I held out my hand and said, “I’m Wiccan and I appreciate your answer.” He looked, first, amazed, and, second, a bit relieved. He shook my hand. I told him that, as a member of a minority religion, and a believer in the 1st Amendment, my preference would be for there to be no religious displays on county property. But that if some religious displays were allowed, then all must be.
My mailman stopped by to deliver a package, the candidate and I chatted for a few more minutes about when the upcoming election will occur, we shook hands again, I wished him luck, and he left for the next house on my block. I went inside with a newer and deeper appreciation of how important it is for our military to respect all religions. I am convinced that having known a Wiccan who was “a really good guy,” and “good solider,” and whose religion could be accommodated made all the difference for this candidate who, whether he wins this election or not, is going to be an influence in my county and my state (I can just tell when I shake someone’s hand. And I could tell.)
I’ve still got to learn about the other candidates. I’m not sure that I’ll vote for this young man. But I was really impressed with him and I’m grateful to him for teaching me something important.
*(Dear politicians, I don’t think that you can overestimate the value of this sort of contact. I may or may not agree with every position that you take, but I am much more likely to vote for, and to get involved supporting, someone who comes to my door, shakes my hand, looks me in the eye, and answers my questions.)
** To be fair, he said, “any group but, well, I don’t know, Satanists.” I asked, “So a county official gets to determine who it’s ok to worship?” and he quickly said, “Well, no, I see your point.” (Good answer.) Later, after he’d told me about the Wiccan soldier with whom he served, I pointed out that a lot of people, maybe even the county official making the decision about holiday displays, think that Wiccans worship Satan. To which he responded, “And they don’t. That’s not it. They worship Nature, but not Satan. I’ve learned that.” I’m convinced that it was his experience in the military that taught him this fact.
*** Celia‘s song, The Symbol, springs from the years-long campaign to allow Wiccan soldiers to have the Pentacle carved on their gravestones at Arlington Cemetery, just as soldiers of other religions have the symbol of their religions carved on their gravestones. After a long battle, the Veterans’ Administration finally allowed Sgt. Patrick Stewart’s marker (thanks to the endless efforts of his widow) to bear the Wiccan Pentacle.

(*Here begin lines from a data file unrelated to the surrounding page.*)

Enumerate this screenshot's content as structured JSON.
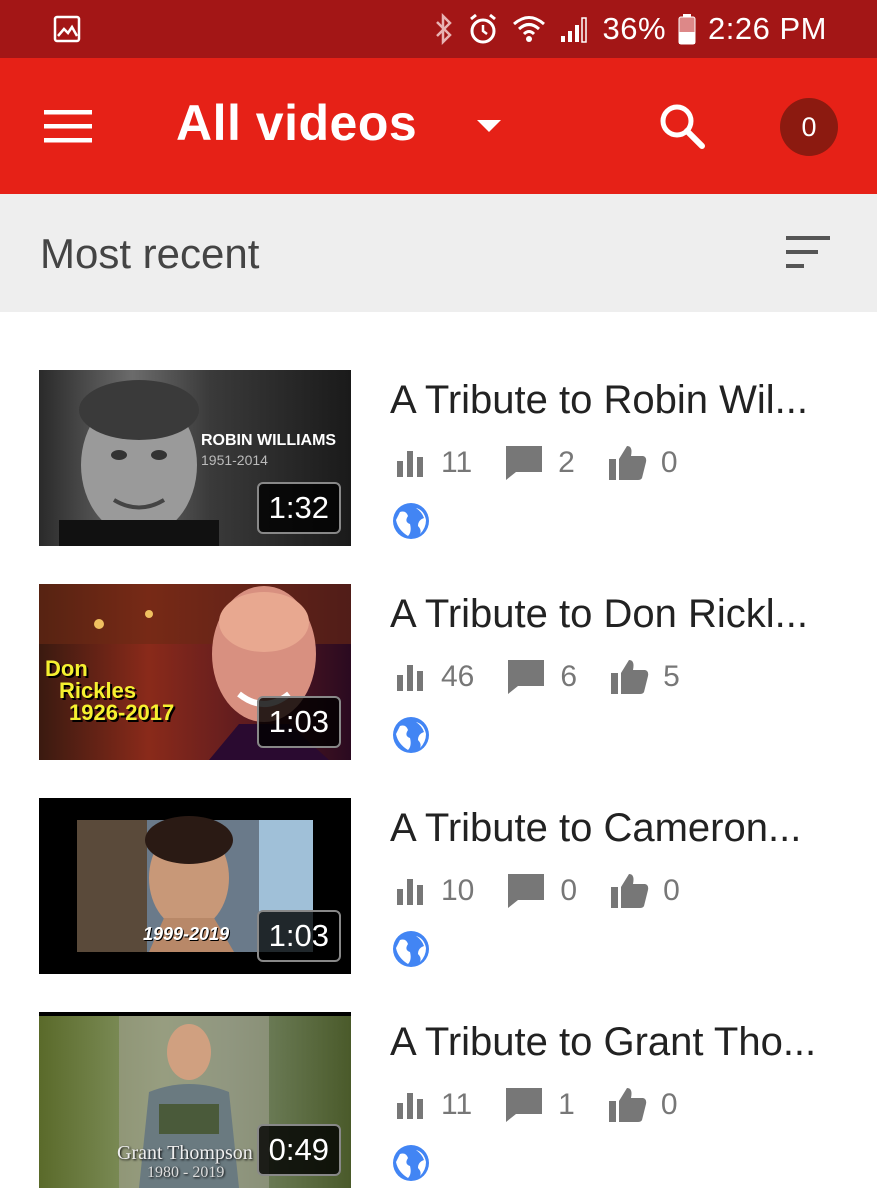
{
  "status_bar": {
    "battery": "36%",
    "time": "2:26 PM"
  },
  "app_bar": {
    "title": "All videos",
    "notification_count": "0"
  },
  "sort": {
    "label": "Most recent"
  },
  "videos": [
    {
      "title": "A Tribute to Robin Wil...",
      "duration": "1:32",
      "views": "11",
      "comments": "2",
      "likes": "0",
      "thumb_text": [
        "ROBIN WILLIAMS",
        "1951-2014"
      ]
    },
    {
      "title": "A Tribute to Don Rickl...",
      "duration": "1:03",
      "views": "46",
      "comments": "6",
      "likes": "5",
      "thumb_text": [
        "Don",
        "Rickles",
        "1926-2017"
      ]
    },
    {
      "title": "A Tribute to Cameron...",
      "duration": "1:03",
      "views": "10",
      "comments": "0",
      "likes": "0",
      "thumb_text": [
        "1999-2019"
      ]
    },
    {
      "title": "A Tribute to Grant Tho...",
      "duration": "0:49",
      "views": "11",
      "comments": "1",
      "likes": "0",
      "thumb_text": [
        "Grant Thompson",
        "1980 - 2019"
      ]
    }
  ],
  "colors": {
    "status_bar": "#a31616",
    "app_bar": "#e62117",
    "badge": "#8c1a10",
    "globe": "#4285f4"
  }
}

Other Pagan soldiers, including Druids, Asatru, and Goddessians, are still denied the right to have their symbols carved upon their gravestones.